5/28/12 Destined for Service
Scott Muthersbaugh / Times-News
Western Alamance junior Gilliam Hill is a cadet in the Naval Junior Reserve Officer Training Corp. He will be spending time this summer at the U.S. Military Academy, the Naval Academy and the Air Force Academy with an eye toward attending one of the service academies for college.
DESTINED FOR SERVICE
By Mike Wilder The Times-News 5/28/12
Reprinted with permission.
Gilliam Hill hopes to attend one of the country’s five military service academies. He’s doing a lot to work toward that goal.
A junior at Western Alamance High School, he will participate in programs in June at the U.S. Military Academy in West Point, N.Y., the U.S. Naval Academy in Annapolis , Md., and the U.S. Air Force Academy in Colorado Springs, Colo.
“The primary purpose is to give you a taste of what the school is like,” Hill said.
Hill is a cadet in the Naval Junior Reserve Officer Training Corps — known in shorthand form as NJROTC — at Western Alamance High School. It’s the only program of its kind at a high school in Alamance County.
“The goal of the class is to instill citizenship and leadership,” he said. Hill said students receive high school credit for participating in the program, while learning skills such as marksmanship, orienteering and military drills. Teams competing in those and other areas have won many trophies on display at Western.
Besides skills relating to potential military service, he said,“we do a lot of community service,” such as picking up trash, food drives, and helping homeless people. And cadets in the program provide color guards for many events in the community.

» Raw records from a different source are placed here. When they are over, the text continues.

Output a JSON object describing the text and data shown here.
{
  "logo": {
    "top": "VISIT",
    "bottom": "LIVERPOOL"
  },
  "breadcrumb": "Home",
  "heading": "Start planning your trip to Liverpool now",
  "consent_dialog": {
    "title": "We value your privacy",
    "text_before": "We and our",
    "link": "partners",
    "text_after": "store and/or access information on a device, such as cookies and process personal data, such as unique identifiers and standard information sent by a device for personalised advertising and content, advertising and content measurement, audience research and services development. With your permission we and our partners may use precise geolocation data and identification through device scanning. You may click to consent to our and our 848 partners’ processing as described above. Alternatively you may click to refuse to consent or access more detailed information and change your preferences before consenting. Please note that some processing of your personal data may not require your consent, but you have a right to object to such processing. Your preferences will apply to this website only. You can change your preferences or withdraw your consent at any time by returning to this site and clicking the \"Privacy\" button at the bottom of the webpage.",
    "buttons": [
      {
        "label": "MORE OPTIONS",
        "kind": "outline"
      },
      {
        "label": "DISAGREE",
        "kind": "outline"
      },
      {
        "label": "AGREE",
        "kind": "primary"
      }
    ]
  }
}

About 110 Western students participated in the program during 2011-12.
Hill has already visited West Point and the Naval Academy, as well as the U.S. Coast Guard Academy in New London, Conn., and the U.S. Merchant Marine Academy in Kings Point, N.Y.
“Definitely the Coast Guard Academy,” Hill said when asked which one he hopes to attend. While he plans to apply to each of the schools, he wants to serve in the Coast Guard, making that academy obvious first choice. Hill is drawn to the Coast Guard for the opportunity to save people in trouble and participate in drug interdiction and port security. But, “I’m keeping all my options open,” he said, including pursuing ROTC scholarship money he could use to attend a non-military school.
Hill is the son of Donna and David Hill. He has an older brother, Preston, and a younger sister, Haley.
His first name is pronounced the same as the last name that is prominent in parts of Alamance County — with the second “I” silent.
While Hill described his interest in military service as mainly selfdriven, it is also part of a family tradition.
“My Dad was a Marine for four years,” he said. “My uncle was a Marine for 10-plus years. My grandfather (on his mother’s side of the family) was a lieutenant colonel in the Air Force.”
Hill has run track and cross country at Western, which has helped keep him in shape. “I love running,” he said. “I love working out.” Off campus, he’s part of an airsoft team. He describes the activity as similar to paintball, except it makes use of plastic BB shot.